/---

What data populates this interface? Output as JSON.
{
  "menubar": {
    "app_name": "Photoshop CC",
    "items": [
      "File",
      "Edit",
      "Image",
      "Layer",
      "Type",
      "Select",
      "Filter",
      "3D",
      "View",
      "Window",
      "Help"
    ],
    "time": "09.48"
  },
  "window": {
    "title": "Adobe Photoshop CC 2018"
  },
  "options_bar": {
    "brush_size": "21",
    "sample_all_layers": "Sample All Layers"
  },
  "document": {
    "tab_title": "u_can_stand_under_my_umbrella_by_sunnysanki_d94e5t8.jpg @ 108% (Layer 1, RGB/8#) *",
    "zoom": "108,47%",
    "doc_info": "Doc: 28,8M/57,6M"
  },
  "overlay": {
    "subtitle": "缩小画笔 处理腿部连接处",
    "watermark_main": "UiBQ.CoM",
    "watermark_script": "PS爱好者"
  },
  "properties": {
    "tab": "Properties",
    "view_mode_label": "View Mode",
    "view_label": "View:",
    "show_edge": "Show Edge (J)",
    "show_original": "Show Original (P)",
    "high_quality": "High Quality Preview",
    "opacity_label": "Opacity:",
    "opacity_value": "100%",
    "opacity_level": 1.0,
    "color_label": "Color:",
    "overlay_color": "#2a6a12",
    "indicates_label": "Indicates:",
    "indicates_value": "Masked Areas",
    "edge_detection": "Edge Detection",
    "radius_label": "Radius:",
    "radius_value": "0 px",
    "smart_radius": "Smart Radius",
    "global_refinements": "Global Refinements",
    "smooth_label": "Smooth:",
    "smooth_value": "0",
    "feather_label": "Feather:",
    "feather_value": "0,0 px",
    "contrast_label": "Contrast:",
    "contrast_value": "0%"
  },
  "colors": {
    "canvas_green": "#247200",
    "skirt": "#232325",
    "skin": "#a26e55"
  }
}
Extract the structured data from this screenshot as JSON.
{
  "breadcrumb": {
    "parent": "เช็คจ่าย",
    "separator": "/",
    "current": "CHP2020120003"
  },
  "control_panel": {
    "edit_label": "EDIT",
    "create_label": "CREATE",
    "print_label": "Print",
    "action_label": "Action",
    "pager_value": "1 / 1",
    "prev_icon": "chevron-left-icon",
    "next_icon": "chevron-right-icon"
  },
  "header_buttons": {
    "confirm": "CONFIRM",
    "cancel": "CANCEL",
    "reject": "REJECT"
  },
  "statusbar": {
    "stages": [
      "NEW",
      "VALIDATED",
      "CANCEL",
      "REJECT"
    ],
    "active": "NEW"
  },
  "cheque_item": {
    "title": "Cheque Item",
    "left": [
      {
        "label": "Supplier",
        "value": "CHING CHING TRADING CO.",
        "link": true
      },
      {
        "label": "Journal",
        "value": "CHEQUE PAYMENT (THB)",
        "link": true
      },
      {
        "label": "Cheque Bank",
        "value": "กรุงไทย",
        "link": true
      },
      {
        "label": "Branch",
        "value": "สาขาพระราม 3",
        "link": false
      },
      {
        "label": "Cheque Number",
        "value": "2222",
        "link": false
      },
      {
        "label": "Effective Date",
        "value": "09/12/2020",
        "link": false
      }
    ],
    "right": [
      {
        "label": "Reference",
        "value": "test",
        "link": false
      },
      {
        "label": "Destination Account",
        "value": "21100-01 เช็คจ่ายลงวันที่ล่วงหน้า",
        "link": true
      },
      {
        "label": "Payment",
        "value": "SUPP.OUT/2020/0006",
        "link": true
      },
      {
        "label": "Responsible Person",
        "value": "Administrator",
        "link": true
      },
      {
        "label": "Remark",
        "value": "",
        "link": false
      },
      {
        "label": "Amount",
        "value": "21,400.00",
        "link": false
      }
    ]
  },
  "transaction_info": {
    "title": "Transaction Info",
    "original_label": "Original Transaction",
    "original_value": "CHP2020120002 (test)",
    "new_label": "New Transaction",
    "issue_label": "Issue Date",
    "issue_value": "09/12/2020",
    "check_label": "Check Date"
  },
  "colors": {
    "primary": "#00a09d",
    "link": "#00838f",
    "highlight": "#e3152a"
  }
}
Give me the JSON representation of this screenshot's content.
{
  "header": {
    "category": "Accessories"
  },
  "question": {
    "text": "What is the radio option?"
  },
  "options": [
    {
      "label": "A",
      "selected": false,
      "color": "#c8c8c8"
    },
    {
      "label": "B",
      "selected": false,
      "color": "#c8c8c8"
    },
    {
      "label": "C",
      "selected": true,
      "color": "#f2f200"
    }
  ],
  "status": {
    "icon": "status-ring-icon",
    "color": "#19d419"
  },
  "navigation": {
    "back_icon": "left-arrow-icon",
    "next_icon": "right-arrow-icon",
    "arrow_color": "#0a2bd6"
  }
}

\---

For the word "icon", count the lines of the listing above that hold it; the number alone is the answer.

- Answer to this exercise
5